Data excerpts:
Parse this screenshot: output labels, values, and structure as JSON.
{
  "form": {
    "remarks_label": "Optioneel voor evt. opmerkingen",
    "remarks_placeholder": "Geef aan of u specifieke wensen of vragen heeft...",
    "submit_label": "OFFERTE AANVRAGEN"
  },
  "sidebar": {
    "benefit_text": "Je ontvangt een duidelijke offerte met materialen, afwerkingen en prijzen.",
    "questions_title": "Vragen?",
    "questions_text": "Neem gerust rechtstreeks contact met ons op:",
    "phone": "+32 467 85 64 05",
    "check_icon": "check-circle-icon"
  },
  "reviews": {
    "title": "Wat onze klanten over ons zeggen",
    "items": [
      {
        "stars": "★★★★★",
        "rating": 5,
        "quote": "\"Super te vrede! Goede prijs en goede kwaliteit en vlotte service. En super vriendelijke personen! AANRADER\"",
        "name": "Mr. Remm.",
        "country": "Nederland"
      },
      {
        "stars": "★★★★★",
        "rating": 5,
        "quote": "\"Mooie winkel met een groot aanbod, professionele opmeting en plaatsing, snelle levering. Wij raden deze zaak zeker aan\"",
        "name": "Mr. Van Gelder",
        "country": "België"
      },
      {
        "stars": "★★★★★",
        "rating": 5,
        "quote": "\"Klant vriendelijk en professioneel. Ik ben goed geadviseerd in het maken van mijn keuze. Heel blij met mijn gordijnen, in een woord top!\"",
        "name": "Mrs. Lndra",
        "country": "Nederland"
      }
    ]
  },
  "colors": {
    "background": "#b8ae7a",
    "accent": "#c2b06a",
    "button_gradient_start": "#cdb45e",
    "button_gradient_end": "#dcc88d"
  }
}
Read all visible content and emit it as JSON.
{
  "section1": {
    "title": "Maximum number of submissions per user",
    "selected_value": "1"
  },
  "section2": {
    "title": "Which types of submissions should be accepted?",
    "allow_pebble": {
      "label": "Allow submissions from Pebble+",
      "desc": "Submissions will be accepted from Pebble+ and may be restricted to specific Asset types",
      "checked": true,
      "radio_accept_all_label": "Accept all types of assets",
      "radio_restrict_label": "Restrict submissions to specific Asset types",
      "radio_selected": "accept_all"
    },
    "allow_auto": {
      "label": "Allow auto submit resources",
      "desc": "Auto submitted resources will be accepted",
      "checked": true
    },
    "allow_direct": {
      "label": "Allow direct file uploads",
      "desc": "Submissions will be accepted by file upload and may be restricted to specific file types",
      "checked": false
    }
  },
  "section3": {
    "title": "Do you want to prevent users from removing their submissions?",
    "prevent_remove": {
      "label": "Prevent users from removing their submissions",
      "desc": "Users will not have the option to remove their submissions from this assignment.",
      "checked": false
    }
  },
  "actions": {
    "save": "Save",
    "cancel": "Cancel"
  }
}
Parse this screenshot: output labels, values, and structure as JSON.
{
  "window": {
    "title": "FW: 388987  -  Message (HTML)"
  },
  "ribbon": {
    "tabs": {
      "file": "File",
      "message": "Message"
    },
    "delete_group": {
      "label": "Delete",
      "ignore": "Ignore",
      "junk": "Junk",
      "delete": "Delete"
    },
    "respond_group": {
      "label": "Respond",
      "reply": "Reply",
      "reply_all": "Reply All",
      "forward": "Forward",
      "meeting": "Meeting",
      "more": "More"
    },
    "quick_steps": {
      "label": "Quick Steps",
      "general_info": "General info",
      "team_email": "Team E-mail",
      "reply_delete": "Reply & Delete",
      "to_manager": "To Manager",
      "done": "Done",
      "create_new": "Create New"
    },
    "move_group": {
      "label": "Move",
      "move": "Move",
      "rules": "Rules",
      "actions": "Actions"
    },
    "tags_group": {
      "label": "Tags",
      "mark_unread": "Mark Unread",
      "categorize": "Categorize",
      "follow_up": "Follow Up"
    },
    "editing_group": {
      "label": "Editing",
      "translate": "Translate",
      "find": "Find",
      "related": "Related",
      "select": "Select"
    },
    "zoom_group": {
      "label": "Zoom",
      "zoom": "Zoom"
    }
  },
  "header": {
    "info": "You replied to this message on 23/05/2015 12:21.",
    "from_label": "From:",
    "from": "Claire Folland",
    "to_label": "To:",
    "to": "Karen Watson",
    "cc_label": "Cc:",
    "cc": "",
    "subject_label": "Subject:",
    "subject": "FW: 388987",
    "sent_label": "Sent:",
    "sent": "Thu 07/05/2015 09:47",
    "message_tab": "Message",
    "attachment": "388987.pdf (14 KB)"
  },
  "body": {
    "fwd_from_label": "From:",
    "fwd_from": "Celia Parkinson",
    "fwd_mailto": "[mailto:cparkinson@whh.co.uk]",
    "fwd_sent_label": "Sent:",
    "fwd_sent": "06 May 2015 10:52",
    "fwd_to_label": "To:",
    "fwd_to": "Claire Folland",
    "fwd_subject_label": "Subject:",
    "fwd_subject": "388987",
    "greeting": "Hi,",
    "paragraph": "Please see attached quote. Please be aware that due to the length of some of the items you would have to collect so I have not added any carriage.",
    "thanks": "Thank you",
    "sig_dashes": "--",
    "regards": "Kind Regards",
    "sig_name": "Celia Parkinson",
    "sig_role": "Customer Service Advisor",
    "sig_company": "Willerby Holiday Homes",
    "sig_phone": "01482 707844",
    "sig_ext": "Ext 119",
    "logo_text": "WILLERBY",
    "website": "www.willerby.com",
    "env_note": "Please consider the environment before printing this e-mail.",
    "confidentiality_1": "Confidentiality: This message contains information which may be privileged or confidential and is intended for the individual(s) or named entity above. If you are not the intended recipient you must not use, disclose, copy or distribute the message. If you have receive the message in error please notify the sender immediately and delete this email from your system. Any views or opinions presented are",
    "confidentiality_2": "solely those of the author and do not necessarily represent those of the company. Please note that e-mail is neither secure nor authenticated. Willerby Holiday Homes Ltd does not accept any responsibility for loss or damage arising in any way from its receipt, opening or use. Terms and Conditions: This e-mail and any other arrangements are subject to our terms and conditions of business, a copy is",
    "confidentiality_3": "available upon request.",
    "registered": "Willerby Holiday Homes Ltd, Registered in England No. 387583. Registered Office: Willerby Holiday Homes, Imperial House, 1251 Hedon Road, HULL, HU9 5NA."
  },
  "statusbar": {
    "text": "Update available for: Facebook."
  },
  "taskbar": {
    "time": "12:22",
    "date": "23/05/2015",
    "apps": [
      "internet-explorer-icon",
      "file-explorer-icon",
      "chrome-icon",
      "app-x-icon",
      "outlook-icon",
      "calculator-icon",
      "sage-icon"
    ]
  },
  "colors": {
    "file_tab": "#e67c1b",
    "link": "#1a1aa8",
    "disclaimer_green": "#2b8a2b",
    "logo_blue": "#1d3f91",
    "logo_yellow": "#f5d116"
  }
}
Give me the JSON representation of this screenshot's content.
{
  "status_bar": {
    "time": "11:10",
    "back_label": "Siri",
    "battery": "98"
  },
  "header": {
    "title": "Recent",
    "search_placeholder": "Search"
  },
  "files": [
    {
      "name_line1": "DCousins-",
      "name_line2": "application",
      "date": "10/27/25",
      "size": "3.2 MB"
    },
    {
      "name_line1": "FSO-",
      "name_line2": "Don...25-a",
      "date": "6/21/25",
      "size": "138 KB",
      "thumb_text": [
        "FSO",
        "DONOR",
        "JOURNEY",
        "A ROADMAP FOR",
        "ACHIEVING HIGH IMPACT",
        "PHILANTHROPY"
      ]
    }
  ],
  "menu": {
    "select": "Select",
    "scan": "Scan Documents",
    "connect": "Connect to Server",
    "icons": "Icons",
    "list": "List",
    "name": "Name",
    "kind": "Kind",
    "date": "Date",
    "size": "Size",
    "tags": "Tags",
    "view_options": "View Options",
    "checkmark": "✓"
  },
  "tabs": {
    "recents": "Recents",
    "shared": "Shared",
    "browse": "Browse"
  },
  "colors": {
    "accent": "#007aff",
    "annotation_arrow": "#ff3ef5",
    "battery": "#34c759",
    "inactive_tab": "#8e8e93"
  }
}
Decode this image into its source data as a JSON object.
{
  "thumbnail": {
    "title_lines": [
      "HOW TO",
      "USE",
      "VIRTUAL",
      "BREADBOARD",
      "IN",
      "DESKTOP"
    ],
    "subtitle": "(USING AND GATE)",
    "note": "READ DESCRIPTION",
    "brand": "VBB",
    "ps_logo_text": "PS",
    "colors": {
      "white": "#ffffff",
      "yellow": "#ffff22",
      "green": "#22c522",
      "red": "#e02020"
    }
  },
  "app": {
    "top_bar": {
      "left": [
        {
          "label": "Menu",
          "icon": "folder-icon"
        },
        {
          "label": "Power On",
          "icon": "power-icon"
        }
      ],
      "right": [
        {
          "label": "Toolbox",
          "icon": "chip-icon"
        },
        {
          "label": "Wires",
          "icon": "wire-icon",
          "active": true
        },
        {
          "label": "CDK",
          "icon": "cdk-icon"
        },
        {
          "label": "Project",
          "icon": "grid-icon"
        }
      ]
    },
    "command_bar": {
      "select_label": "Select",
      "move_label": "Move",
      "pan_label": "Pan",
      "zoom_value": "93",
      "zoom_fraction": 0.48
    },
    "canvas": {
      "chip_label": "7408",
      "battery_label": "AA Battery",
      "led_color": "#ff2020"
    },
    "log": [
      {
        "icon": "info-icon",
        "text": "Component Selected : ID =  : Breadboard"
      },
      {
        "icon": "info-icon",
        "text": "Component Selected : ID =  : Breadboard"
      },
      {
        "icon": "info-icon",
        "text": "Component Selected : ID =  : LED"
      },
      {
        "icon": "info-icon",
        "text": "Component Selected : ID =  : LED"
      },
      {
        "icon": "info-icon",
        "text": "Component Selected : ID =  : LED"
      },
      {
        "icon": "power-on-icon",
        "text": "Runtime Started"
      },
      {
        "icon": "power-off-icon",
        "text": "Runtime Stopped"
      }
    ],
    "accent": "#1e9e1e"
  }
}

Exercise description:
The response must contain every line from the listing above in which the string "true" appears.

Solution for this problem:
      "checked": true,
      "checked": true
          "active": true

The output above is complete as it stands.